Take the 2-minute tour ×
Stack Overflow is a question and answer site for professional and enthusiast programmers. It's 100% free.

I have an Interface IPager

public interface IPager
{
    int RecordCount { get; }
    int PageNumber { get; }
    int PageSize { get; }
}

public static class PagerExtensions
{
    public static int GetPageCount(this IPager pager)
    {
        var totalPages = pager.RecordCount / pager.PageSize;
        if (pager.RecordCount % pager.PageSize > 0)
            totalPages += 1;
        return totalPages;
    }
}

Does GetTotalPages sound more conventional than GetPageCount?

share|improve this question

closed as not constructive by Daniel Hilgarth, Jim, slfan, Robert Rouhani, jeha Feb 6 '13 at 19:54

As it currently stands, this question is not a good fit for our Q&A format. We expect answers to be supported by facts, references, or expertise, but this question will likely solicit debate, arguments, polling, or extended discussion. If you feel that this question can be improved and possibly reopened, visit the help center for guidance. If this question can be reworded to fit the rules in the help center, please edit the question.

    
That's subjective. Both are fine, choose the one you like more. –  Daniel Hilgarth Feb 6 '13 at 14:08
1  
@DanielHilgarth That is why I am asking the question: which makes more sense incase I have a new developer taking over a project! some explainations below make alot sense –  Soni Ali Feb 6 '13 at 14:20
    
I agree, the explanations make sense, still, all of them are subjective. –  Daniel Hilgarth Feb 6 '13 at 14:21

5 Answers 5

up vote 6 down vote accepted

To me GetPageCount sounds better because it is closer to usual usage of code like x.Count or x.Count() for the Linq extension.

And so, it clearly explains itself. Get - as in, return something. Page - the variable in question, and Count - as in the method who's return value is returned when applied to the variable in question.

share|improve this answer
1  
So you'd put the word "Get" in front of every method that returns something? I'm not sure that adds much value... Math.GetMax(...) rather than Math.Max(...) for example? I'd just call it PageCount(). But I guess it's a matter of personal preference! –  Matthew Watson Feb 6 '13 at 14:23

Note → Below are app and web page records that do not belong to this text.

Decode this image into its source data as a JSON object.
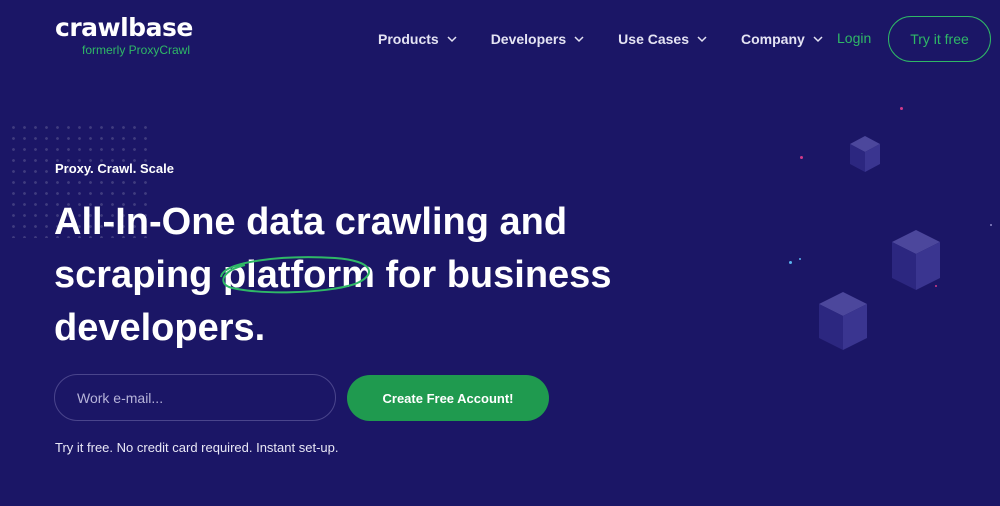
{
  "header": {
    "logo": "crawlbase",
    "logo_sub": "formerly ProxyCrawl",
    "nav": [
      {
        "label": "Products"
      },
      {
        "label": "Developers"
      },
      {
        "label": "Use Cases"
      },
      {
        "label": "Company"
      }
    ],
    "login": "Login",
    "cta": "Try it free"
  },
  "hero": {
    "eyebrow": "Proxy. Crawl. Scale",
    "headline_part1": "All-In-One data crawling and scraping ",
    "headline_highlight": "platform",
    "headline_part2": " for business developers.",
    "email_placeholder": "Work e-mail...",
    "cta": "Create Free Account!",
    "note": "Try it free. No credit card required. Instant set-up."
  },
  "colors": {
    "background": "#1b1666",
    "accent_green": "#2fb866",
    "button_green": "#1f9a4f"
  },
  "icons": [
    "chevron-down-icon",
    "cube-icon"
  ]
}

In general: chose the most meaningful name.

In this case i would use GetPageCount since it's self-describing and also implies the type int unlike GetTotalPages which could also return something like IEnumerable<Page>.

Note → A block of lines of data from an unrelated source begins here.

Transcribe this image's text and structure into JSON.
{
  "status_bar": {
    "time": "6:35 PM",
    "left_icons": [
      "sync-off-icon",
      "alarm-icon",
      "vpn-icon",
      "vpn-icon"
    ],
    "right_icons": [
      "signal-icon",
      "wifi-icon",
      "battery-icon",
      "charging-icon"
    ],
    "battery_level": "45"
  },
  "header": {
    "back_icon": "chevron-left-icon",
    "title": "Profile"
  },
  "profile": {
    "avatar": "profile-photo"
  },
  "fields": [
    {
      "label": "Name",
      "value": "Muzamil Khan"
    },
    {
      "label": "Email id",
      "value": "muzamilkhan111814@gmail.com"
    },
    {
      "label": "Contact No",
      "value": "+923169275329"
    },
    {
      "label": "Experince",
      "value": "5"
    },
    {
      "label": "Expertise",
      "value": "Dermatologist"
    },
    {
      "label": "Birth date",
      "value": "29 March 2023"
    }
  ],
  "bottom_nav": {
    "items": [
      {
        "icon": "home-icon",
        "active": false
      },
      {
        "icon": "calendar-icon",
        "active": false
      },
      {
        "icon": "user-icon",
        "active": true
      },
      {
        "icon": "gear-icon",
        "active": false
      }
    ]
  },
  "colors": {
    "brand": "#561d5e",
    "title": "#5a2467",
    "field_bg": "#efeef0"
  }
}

GetPageCount also follows this order:

  • is it a getter/setter? -> Get
  • what is get/set in general? -> Page
  • what is get/set in particular? -> Count

This order makes it easier to find what you're looking for.

share|improve this answer
    
I'd go for just PageCount(). The "Get" prefix is really just noise. –  Matthew Watson Feb 6 '13 at 14:22
1  
@MatthewWatson: I agree if it's just a property.If it's an expensive method i would stay with Get.... –  Tim Schmelter Feb 6 '13 at 14:25

Code should be "self documenting" so using any name that is descriptive of what it does is fine. So long as the next guy that comes along understands what you were thinking without going through 1000 pages of documentation, you did your job.

share|improve this answer

I honestly don't think there's much of a difference. Use whatever you or your company prefers.

share|improve this answer

Why not simply Count()?

You have extended something which implements IPager, the method perhaps doesn't need to extend page any further.

In the case of List<T> you get Count not GetTCount().

It's personal preference really. What if you implement your IPager interface into a different type which isn't actually a Page?

share|improve this answer

Not the answer you're looking for? Browse other questions tagged or ask your own question.